At the beginning of the year, I stumbled into a group working through Julia Cameron’s prolific The Artist’s Way. The premise is that we’re all created to be creative, that along the way our artistic self becomes “blocked” and, through a process of exercises and exploration, we can unleash our underlying creativity, transforming our own life in the process. It’s an involved undertaking, which I tackled in characteristic too-fast-out-of-the-blocks fashion.
I had heard of Cameron’s book but didn’t know much of what it was about when I agreed to commit myself to the group and the process. I’ve found the “Morning Pages” Cameron endorses a cathartic free-form journaling that does serve to unearth our core stumbling blocks and greatest desires in life. I’m recalling previous passions and brainstorming ways I could incorporate these childhood joys into my adult life: writing and playing music, performing elaborate plays, detailed needlework, making bracelets, dancing.
I have to admit I was skeptical at first. Despite being a life-long journaler with a history of a strong spiritual faith, I initially found some of her observations and suggestions new-agey and impractical. What modern professional parent has time to write three pages every morning and take their inner artist on a weekly date? I’ve since come around, appreciating the thematic chapters and exercises, the encouragement and confidence instilled that we are all creative beings, most content and most ourselves when we find ways to weave artistry into our lives.
Starting the year off sharing some great news! I recently received in the mail the Fall 2016 Edition of OUHSC’s Blood and Thunder Journal, which includes two of my essays. I’ve had several pieces published in online journals but there is a special kind of excitement that comes from seeing your name in print on a tangible page. I’m humbled that two of my favorite shorts “Expectant” and “Burst” found a home in this narrative medicine collection.
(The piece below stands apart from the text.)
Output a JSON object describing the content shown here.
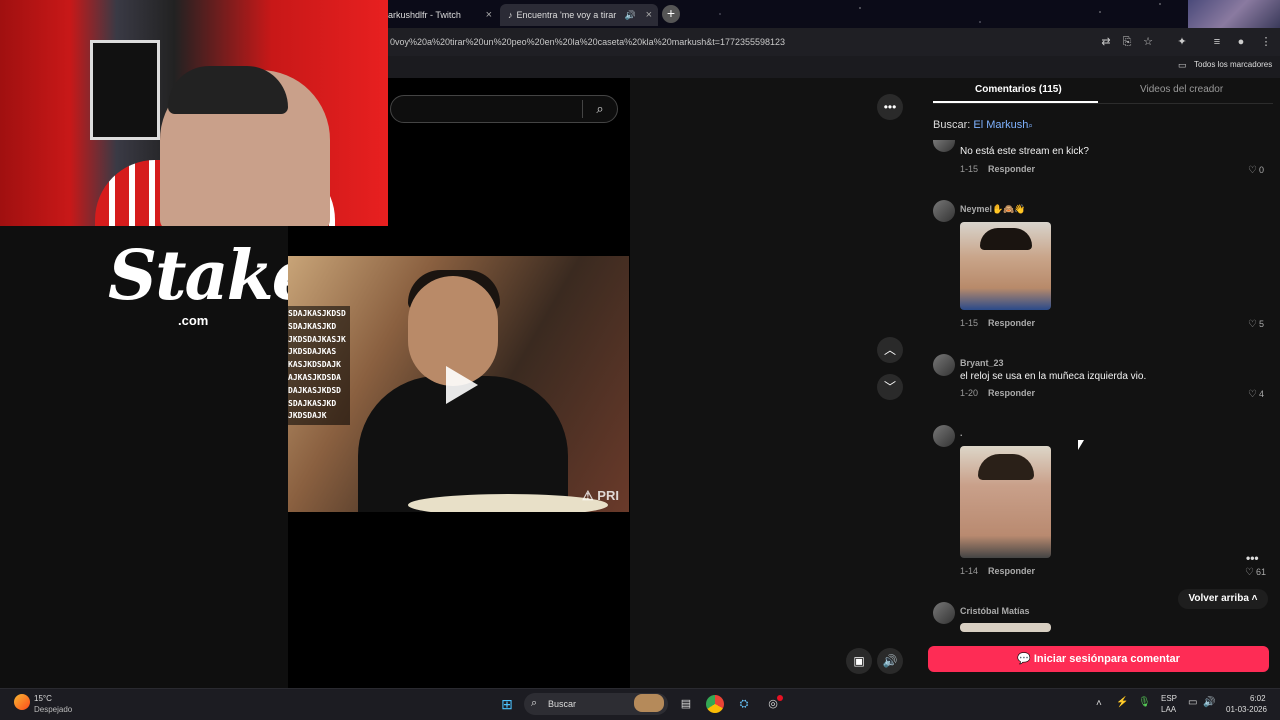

“Expectant” chronicles the very first delivery I witnessed. Obstetrics was a revelation to me as a young medical student, especially never having had children myself. I was in awe of the entire process and this short essay reveals my own insecurities as I was christened into the world of medicine.
“Burst” is about my first continuity delivery in residency training: a pregnancy meant to be followed throughout all nine months to completion. I was a new physician and had much to learn about the unpredictable nature of obstetrics.
One of my writing goals for 2017 is to make significant progress on a book-length collection of narrative medicine essays. I’m starting the year off taking Creative Nonfiction’s online course “Writing Your Nonfiction Book Proposal”. Finding time to edit and submit my work has been a continual challenge but writing classes provide encouragement and structure to make the time, harness the energy and muster the gumption to keep at it. I’m eager to let go of the draining and perfectionist tendencies of 2016 and write on in 2017. Holding a palpable culmination of my writing efforts is an encouraging way to embark on a new year and I’m grateful.
Due to the holiday week, I’m taking a break from Narrative Medicine Monday and sharing a favorite: River Teeth’s Beautiful Things. This narrative nonfiction journal posts a short piece of prose each Monday, highlighting a different “beautiful thing”. Today’s piece by Jennifer Bowen Hicks, entitled “White” captures a moment between her and her son as she walks him to school on a cold winter morning. I encourage you to check out River Teeth’s complete series; these short pieces never fail to inspire.